(Directions):
An exact reproduction of the records is required. Images must be left out.

(Source information):
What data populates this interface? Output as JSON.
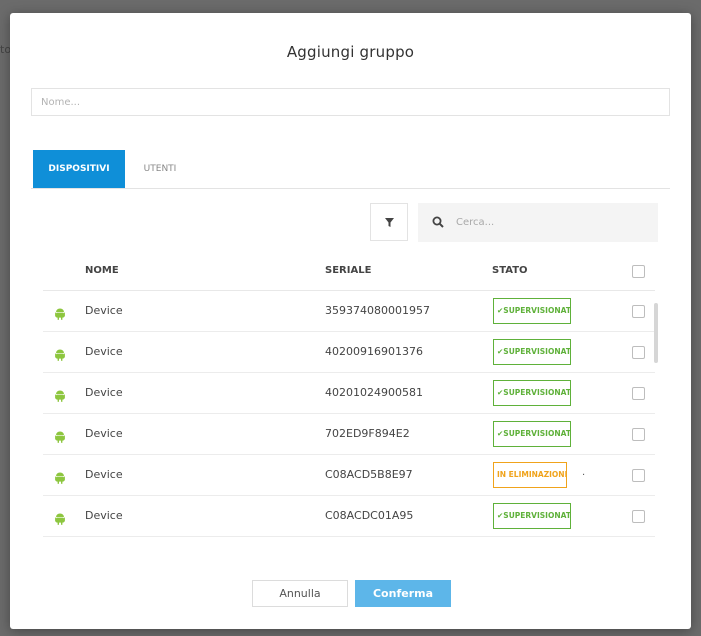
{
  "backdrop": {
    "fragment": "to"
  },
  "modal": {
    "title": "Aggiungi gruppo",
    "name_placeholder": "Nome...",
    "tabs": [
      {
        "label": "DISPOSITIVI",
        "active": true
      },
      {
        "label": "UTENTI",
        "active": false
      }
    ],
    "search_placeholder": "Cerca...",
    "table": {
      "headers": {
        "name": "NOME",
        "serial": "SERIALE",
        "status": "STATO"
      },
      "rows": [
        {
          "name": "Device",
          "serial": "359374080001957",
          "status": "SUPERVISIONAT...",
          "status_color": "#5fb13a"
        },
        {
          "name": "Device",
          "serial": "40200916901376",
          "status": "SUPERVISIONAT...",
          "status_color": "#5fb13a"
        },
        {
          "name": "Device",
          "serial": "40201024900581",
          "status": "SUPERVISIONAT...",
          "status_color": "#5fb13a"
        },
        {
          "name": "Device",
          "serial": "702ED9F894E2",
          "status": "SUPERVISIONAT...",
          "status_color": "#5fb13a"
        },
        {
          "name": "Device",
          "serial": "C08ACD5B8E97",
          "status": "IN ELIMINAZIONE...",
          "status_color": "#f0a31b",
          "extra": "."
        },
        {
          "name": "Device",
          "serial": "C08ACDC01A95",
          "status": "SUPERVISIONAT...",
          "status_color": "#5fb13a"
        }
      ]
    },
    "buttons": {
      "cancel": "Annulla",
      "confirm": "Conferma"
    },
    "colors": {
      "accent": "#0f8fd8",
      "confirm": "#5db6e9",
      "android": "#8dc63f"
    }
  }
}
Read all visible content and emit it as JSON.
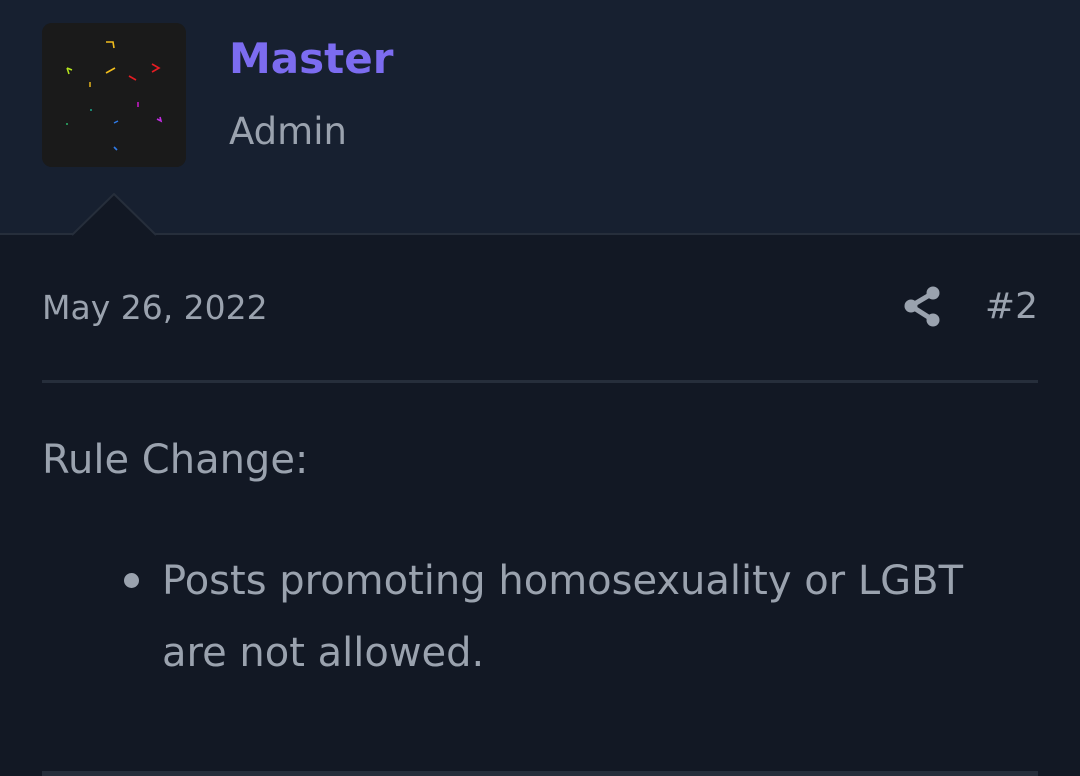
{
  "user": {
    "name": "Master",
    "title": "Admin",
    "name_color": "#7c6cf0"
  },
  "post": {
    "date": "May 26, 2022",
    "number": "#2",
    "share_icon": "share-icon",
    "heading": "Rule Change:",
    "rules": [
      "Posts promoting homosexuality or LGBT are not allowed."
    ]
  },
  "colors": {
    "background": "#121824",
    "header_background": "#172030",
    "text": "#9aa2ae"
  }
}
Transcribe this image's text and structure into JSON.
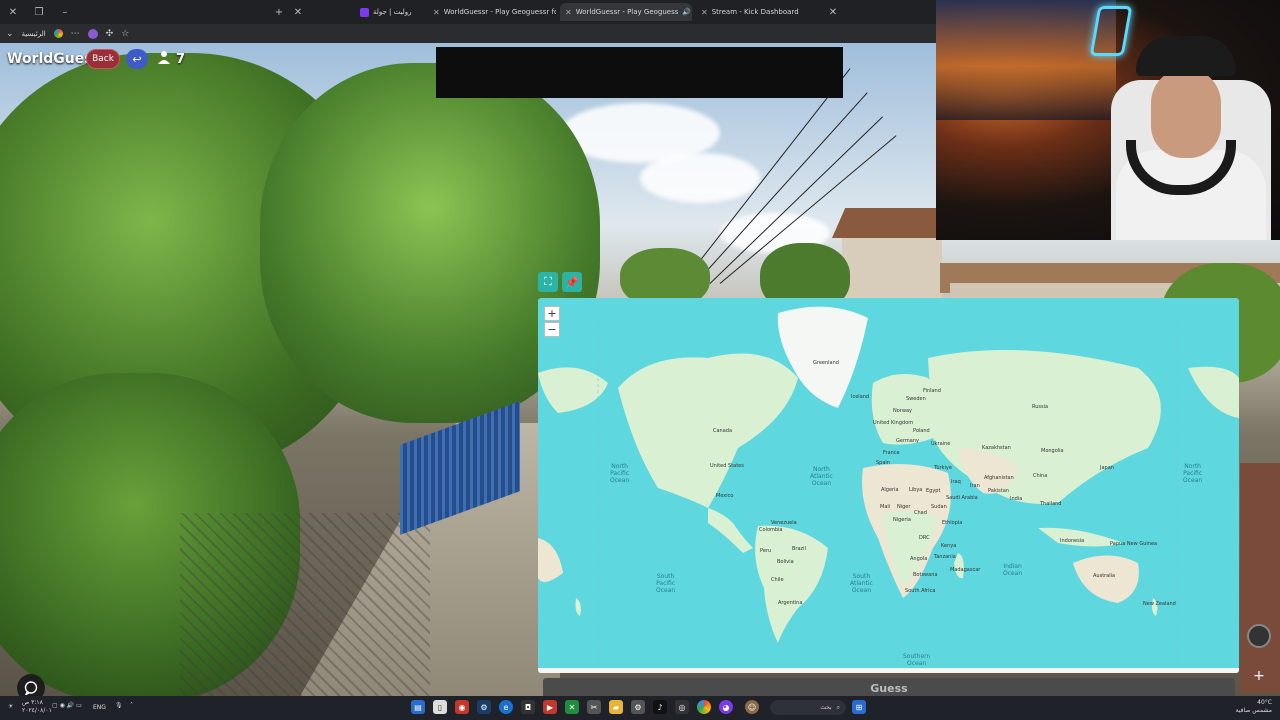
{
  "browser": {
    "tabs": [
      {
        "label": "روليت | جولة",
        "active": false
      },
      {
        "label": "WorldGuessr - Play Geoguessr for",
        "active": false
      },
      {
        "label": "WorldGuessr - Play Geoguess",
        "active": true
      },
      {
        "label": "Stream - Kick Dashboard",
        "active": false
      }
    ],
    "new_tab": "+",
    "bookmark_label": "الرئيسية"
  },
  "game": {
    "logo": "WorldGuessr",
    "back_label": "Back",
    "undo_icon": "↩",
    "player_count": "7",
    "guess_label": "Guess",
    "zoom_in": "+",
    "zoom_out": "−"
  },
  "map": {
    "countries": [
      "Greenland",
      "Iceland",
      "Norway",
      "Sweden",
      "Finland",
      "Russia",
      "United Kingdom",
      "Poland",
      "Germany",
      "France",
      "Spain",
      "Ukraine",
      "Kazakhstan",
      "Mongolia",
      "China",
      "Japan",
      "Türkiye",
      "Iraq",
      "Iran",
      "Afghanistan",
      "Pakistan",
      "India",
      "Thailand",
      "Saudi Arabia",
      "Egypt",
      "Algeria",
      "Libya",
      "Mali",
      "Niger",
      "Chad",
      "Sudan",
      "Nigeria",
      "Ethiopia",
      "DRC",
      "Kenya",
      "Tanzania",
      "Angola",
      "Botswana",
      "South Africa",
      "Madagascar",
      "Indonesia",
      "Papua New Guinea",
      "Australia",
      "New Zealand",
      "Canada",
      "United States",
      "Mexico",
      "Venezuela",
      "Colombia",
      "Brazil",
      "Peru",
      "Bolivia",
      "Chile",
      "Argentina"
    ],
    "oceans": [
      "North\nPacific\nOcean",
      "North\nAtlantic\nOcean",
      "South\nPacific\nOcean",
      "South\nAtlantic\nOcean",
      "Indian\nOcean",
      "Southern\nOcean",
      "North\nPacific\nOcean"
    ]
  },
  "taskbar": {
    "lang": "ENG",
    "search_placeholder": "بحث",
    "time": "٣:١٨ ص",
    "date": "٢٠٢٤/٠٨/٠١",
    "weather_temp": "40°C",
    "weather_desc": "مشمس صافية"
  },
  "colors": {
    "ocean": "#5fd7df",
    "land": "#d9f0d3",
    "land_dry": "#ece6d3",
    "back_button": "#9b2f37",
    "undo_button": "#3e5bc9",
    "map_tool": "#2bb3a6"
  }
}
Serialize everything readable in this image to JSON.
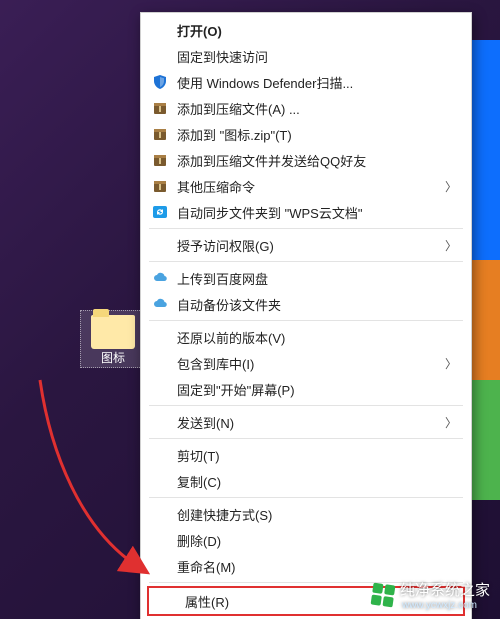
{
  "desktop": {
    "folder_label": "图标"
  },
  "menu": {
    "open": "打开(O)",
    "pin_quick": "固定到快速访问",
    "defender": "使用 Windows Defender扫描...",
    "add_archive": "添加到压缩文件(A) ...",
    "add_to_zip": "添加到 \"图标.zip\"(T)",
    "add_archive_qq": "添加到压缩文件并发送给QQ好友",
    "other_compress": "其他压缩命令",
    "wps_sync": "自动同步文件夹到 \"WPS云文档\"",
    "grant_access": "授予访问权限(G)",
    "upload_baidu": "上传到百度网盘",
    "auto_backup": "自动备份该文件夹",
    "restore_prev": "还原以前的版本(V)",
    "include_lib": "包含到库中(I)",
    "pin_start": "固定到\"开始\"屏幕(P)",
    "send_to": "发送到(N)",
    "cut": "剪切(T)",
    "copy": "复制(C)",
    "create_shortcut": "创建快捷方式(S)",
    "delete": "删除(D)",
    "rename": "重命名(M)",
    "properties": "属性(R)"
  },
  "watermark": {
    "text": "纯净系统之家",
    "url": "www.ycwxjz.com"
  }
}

(Exercise output):
What data populates this interface? Output as JSON.
{
  "backdrop": {
    "fragment": "to"
  },
  "modal": {
    "title": "Aggiungi gruppo",
    "name_placeholder": "Nome...",
    "tabs": [
      {
        "label": "DISPOSITIVI",
        "active": true
      },
      {
        "label": "UTENTI",
        "active": false
      }
    ],
    "search_placeholder": "Cerca...",
    "table": {
      "headers": {
        "name": "NOME",
        "serial": "SERIALE",
        "status": "STATO"
      },
      "rows": [
        {
          "name": "Device",
          "serial": "359374080001957",
          "status": "SUPERVISIONAT...",
          "status_color": "#5fb13a"
        },
        {
          "name": "Device",
          "serial": "40200916901376",
          "status": "SUPERVISIONAT...",
          "status_color": "#5fb13a"
        },
        {
          "name": "Device",
          "serial": "40201024900581",
          "status": "SUPERVISIONAT...",
          "status_color": "#5fb13a"
        },
        {
          "name": "Device",
          "serial": "702ED9F894E2",
          "status": "SUPERVISIONAT...",
          "status_color": "#5fb13a"
        },
        {
          "name": "Device",
          "serial": "C08ACD5B8E97",
          "status": "IN ELIMINAZIONE...",
          "status_color": "#f0a31b",
          "extra": "."
        },
        {
          "name": "Device",
          "serial": "C08ACDC01A95",
          "status": "SUPERVISIONAT...",
          "status_color": "#5fb13a"
        }
      ]
    },
    "buttons": {
      "cancel": "Annulla",
      "confirm": "Conferma"
    },
    "colors": {
      "accent": "#0f8fd8",
      "confirm": "#5db6e9",
      "android": "#8dc63f"
    }
  }
}
Read all visible content and emit it as JSON.
{
  "user": {
    "name": "Master",
    "title": "Admin",
    "name_color": "#7c6cf0"
  },
  "post": {
    "date": "May 26, 2022",
    "number": "#2",
    "share_icon": "share-icon",
    "heading": "Rule Change:",
    "rules": [
      "Posts promoting homosexuality or LGBT are not allowed."
    ]
  },
  "colors": {
    "background": "#121824",
    "header_background": "#172030",
    "text": "#9aa2ae"
  }
}
Transcribe this image's text and structure into JSON.
{
  "browser": {
    "tabs": [
      {
        "label": "روليت | جولة",
        "active": false
      },
      {
        "label": "WorldGuessr - Play Geoguessr for",
        "active": false
      },
      {
        "label": "WorldGuessr - Play Geoguess",
        "active": true
      },
      {
        "label": "Stream - Kick Dashboard",
        "active": false
      }
    ],
    "new_tab": "+",
    "bookmark_label": "الرئيسية"
  },
  "game": {
    "logo": "WorldGuessr",
    "back_label": "Back",
    "undo_icon": "↩",
    "player_count": "7",
    "guess_label": "Guess",
    "zoom_in": "+",
    "zoom_out": "−"
  },
  "map": {
    "countries": [
      "Greenland",
      "Iceland",
      "Norway",
      "Sweden",
      "Finland",
      "Russia",
      "United Kingdom",
      "Poland",
      "Germany",
      "France",
      "Spain",
      "Ukraine",
      "Kazakhstan",
      "Mongolia",
      "China",
      "Japan",
      "Türkiye",
      "Iraq",
      "Iran",
      "Afghanistan",
      "Pakistan",
      "India",
      "Thailand",
      "Saudi Arabia",
      "Egypt",
      "Algeria",
      "Libya",
      "Mali",
      "Niger",
      "Chad",
      "Sudan",
      "Nigeria",
      "Ethiopia",
      "DRC",
      "Kenya",
      "Tanzania",
      "Angola",
      "Botswana",
      "South Africa",
      "Madagascar",
      "Indonesia",
      "Papua New Guinea",
      "Australia",
      "New Zealand",
      "Canada",
      "United States",
      "Mexico",
      "Venezuela",
      "Colombia",
      "Brazil",
      "Peru",
      "Bolivia",
      "Chile",
      "Argentina"
    ],
    "oceans": [
      "North\nPacific\nOcean",
      "North\nAtlantic\nOcean",
      "South\nPacific\nOcean",
      "South\nAtlantic\nOcean",
      "Indian\nOcean",
      "Southern\nOcean",
      "North\nPacific\nOcean"
    ]
  },
  "taskbar": {
    "lang": "ENG",
    "search_placeholder": "بحث",
    "time": "٣:١٨ ص",
    "date": "٢٠٢٤/٠٨/٠١",
    "weather_temp": "40°C",
    "weather_desc": "مشمس صافية"
  },
  "colors": {
    "ocean": "#5fd7df",
    "land": "#d9f0d3",
    "land_dry": "#ece6d3",
    "back_button": "#9b2f37",
    "undo_button": "#3e5bc9",
    "map_tool": "#2bb3a6"
  }
}
Serialize everything readable in this image to JSON.
{
  "desktop": {
    "folder_label": "图标"
  },
  "menu": {
    "open": "打开(O)",
    "pin_quick": "固定到快速访问",
    "defender": "使用 Windows Defender扫描...",
    "add_archive": "添加到压缩文件(A) ...",
    "add_to_zip": "添加到 \"图标.zip\"(T)",
    "add_archive_qq": "添加到压缩文件并发送给QQ好友",
    "other_compress": "其他压缩命令",
    "wps_sync": "自动同步文件夹到 \"WPS云文档\"",
    "grant_access": "授予访问权限(G)",
    "upload_baidu": "上传到百度网盘",
    "auto_backup": "自动备份该文件夹",
    "restore_prev": "还原以前的版本(V)",
    "include_lib": "包含到库中(I)",
    "pin_start": "固定到\"开始\"屏幕(P)",
    "send_to": "发送到(N)",
    "cut": "剪切(T)",
    "copy": "复制(C)",
    "create_shortcut": "创建快捷方式(S)",
    "delete": "删除(D)",
    "rename": "重命名(M)",
    "properties": "属性(R)"
  },
  "watermark": {
    "text": "纯净系统之家",
    "url": "www.ycwxjz.com"
  }
}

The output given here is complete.